> _Task description_: Among the records below, find each line bearing the word "screenshot" and copy it.

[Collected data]
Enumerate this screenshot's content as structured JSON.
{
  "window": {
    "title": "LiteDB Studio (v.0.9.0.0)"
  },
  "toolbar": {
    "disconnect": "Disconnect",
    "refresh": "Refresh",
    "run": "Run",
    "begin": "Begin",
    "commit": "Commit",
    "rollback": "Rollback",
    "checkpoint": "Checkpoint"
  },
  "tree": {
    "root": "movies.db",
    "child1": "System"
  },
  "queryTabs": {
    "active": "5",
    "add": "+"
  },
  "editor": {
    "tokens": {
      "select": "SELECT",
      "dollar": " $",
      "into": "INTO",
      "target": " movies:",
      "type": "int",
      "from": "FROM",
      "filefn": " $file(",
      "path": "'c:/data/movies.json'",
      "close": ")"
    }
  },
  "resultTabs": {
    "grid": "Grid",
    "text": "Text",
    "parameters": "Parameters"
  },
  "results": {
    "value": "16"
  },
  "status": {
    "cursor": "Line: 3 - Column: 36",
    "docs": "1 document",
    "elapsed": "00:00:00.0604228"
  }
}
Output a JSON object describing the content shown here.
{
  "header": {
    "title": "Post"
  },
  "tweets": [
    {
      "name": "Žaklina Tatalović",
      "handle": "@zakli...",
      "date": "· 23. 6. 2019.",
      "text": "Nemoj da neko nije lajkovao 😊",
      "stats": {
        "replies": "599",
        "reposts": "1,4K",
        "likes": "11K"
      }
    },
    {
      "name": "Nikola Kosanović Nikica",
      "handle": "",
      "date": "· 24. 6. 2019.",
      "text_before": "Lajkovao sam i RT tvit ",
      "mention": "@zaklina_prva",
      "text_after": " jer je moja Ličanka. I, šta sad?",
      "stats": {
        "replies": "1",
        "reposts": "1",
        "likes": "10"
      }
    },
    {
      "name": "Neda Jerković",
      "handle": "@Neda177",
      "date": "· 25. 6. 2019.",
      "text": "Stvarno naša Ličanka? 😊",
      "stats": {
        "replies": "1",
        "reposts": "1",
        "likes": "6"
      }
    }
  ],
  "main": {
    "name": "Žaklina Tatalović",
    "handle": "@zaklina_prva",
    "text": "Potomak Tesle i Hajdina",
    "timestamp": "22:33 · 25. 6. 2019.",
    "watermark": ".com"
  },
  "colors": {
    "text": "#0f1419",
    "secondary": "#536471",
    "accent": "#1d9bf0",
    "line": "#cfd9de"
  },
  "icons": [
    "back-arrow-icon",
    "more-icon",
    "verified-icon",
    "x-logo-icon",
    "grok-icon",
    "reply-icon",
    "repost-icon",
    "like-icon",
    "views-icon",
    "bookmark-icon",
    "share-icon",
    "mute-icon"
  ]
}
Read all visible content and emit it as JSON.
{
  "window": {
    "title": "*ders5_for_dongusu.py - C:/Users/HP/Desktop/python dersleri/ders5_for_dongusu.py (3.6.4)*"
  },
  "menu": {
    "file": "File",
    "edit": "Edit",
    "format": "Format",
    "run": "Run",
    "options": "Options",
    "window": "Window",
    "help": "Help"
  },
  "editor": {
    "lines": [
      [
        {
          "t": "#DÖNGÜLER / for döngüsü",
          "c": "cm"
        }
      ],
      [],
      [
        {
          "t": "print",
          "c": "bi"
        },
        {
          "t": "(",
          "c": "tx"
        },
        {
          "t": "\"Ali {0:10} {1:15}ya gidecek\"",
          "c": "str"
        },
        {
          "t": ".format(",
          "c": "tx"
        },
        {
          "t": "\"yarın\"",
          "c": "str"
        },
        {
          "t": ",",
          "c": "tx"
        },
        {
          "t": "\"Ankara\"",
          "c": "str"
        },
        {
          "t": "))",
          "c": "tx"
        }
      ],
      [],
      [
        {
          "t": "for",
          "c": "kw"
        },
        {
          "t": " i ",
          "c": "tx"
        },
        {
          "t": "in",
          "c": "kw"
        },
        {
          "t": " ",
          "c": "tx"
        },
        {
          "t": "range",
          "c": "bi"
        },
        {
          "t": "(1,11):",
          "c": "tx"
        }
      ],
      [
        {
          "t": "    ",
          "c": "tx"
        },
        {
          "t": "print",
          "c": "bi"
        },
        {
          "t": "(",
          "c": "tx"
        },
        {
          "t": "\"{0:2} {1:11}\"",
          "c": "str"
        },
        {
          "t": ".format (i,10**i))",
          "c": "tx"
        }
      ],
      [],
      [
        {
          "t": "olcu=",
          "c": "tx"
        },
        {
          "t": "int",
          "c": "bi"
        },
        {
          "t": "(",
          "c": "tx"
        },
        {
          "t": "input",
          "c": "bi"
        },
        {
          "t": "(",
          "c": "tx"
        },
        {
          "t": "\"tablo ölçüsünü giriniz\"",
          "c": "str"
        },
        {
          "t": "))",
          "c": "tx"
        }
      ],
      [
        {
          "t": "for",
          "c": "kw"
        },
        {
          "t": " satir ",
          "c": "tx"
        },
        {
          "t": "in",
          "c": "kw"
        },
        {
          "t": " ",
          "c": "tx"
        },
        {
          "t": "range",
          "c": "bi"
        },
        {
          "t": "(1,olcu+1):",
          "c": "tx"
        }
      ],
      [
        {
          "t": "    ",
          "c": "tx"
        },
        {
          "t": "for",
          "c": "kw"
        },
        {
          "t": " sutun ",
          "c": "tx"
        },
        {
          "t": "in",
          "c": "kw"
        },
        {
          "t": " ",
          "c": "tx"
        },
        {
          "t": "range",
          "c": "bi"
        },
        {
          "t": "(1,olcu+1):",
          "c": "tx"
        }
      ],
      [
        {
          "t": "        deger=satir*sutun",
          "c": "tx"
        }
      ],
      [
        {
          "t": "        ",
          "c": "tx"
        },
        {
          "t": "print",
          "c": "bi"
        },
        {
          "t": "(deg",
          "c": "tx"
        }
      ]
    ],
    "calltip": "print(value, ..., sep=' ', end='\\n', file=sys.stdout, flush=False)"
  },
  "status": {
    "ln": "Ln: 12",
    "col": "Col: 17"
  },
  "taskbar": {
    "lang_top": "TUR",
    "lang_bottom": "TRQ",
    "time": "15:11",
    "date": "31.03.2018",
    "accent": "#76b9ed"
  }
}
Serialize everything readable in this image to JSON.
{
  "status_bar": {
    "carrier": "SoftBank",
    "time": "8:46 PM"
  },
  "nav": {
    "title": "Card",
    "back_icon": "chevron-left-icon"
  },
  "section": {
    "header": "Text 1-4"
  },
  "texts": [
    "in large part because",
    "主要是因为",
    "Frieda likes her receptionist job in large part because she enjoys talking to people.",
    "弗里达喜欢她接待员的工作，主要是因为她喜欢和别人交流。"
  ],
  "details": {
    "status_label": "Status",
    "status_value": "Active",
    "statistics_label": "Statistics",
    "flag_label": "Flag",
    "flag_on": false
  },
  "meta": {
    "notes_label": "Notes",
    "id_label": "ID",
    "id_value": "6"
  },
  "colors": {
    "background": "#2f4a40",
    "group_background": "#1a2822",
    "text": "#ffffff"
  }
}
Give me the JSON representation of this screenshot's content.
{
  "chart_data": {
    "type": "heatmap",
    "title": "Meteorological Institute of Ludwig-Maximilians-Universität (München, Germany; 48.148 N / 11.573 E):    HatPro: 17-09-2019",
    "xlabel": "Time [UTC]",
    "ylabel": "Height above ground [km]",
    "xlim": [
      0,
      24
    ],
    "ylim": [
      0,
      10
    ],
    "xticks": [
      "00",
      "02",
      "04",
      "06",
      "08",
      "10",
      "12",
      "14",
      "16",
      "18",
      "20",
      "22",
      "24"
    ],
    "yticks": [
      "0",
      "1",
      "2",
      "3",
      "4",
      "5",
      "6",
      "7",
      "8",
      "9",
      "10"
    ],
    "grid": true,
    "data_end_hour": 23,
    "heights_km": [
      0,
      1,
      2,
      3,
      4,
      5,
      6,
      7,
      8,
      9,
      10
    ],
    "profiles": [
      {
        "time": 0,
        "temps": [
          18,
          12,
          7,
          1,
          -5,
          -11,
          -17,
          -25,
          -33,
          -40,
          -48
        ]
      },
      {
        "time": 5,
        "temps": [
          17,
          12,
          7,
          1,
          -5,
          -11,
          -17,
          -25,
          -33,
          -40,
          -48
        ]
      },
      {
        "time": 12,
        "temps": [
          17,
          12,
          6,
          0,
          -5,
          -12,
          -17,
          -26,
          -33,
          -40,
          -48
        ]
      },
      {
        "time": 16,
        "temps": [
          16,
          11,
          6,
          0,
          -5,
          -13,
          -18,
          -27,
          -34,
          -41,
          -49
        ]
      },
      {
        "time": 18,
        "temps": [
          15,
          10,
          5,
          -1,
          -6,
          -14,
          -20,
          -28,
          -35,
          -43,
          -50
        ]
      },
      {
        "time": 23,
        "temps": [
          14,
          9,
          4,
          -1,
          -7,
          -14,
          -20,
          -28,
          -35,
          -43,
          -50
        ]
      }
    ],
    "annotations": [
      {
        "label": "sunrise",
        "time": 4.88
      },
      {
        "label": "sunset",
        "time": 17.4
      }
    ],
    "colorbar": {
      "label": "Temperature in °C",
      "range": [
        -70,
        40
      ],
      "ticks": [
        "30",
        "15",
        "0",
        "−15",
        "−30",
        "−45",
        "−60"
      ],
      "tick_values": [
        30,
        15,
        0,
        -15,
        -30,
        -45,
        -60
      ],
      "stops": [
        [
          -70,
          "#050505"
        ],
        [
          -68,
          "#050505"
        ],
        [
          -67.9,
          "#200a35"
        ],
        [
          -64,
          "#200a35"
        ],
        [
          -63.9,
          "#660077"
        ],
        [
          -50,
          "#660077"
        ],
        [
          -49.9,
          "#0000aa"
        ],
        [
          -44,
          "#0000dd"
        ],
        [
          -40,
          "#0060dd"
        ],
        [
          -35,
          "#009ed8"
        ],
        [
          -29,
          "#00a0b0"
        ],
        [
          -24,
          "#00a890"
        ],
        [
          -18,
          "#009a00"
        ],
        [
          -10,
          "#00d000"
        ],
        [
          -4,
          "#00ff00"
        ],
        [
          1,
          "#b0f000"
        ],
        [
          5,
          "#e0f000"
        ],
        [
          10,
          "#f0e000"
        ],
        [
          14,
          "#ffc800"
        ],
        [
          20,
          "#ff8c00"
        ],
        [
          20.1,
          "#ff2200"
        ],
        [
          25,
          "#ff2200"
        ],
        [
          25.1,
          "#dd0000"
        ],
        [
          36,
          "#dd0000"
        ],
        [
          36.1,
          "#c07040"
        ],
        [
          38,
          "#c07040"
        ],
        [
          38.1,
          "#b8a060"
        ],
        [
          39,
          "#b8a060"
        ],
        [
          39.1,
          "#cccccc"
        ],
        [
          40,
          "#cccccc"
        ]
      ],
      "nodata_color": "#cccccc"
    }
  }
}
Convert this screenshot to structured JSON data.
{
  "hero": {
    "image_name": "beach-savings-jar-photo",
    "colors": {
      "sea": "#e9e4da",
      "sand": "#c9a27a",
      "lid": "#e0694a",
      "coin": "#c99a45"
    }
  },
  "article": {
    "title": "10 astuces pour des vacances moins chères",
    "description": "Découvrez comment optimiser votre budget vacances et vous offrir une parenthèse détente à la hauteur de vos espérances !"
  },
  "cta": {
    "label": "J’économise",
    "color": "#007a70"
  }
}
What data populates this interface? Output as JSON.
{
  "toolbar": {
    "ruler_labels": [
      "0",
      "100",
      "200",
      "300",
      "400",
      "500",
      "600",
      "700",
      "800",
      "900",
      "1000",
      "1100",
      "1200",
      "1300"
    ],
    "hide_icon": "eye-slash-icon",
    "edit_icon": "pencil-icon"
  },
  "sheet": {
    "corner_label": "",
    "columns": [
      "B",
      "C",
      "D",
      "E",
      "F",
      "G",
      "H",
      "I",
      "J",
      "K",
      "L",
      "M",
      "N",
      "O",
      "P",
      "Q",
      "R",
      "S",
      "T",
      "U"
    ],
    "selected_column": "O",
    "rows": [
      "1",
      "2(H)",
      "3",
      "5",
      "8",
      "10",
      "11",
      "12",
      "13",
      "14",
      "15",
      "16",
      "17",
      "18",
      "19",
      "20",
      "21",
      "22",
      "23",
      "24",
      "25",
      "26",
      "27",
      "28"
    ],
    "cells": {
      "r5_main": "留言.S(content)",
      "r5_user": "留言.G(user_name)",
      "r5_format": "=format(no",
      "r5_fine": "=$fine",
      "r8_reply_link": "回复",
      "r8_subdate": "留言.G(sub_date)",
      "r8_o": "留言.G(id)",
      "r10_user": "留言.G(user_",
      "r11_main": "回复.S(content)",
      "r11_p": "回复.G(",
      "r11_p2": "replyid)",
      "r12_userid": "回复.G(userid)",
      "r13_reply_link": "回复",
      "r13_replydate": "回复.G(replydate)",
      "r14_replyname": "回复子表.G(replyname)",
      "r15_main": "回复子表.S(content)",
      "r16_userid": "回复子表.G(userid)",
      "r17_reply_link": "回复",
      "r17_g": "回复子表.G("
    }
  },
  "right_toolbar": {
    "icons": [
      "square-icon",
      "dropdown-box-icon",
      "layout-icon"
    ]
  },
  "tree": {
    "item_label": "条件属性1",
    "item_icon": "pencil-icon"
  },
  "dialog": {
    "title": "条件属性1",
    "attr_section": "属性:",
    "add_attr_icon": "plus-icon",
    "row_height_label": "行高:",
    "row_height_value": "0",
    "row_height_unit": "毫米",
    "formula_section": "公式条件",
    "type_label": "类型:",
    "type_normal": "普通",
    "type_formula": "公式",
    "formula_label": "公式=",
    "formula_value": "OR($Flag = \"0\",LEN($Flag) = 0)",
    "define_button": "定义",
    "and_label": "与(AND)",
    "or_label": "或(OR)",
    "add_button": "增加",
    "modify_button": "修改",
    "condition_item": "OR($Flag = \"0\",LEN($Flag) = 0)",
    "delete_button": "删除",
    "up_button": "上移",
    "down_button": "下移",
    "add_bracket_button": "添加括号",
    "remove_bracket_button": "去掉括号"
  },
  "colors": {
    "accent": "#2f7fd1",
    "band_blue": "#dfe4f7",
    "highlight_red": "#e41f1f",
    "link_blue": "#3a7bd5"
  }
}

> _Result for this exercise_:
Enumerate this screenshot's content as structured JSON.
Give me the JSON representation of this screenshot's content.
Convert this screenshot to structured JSON data.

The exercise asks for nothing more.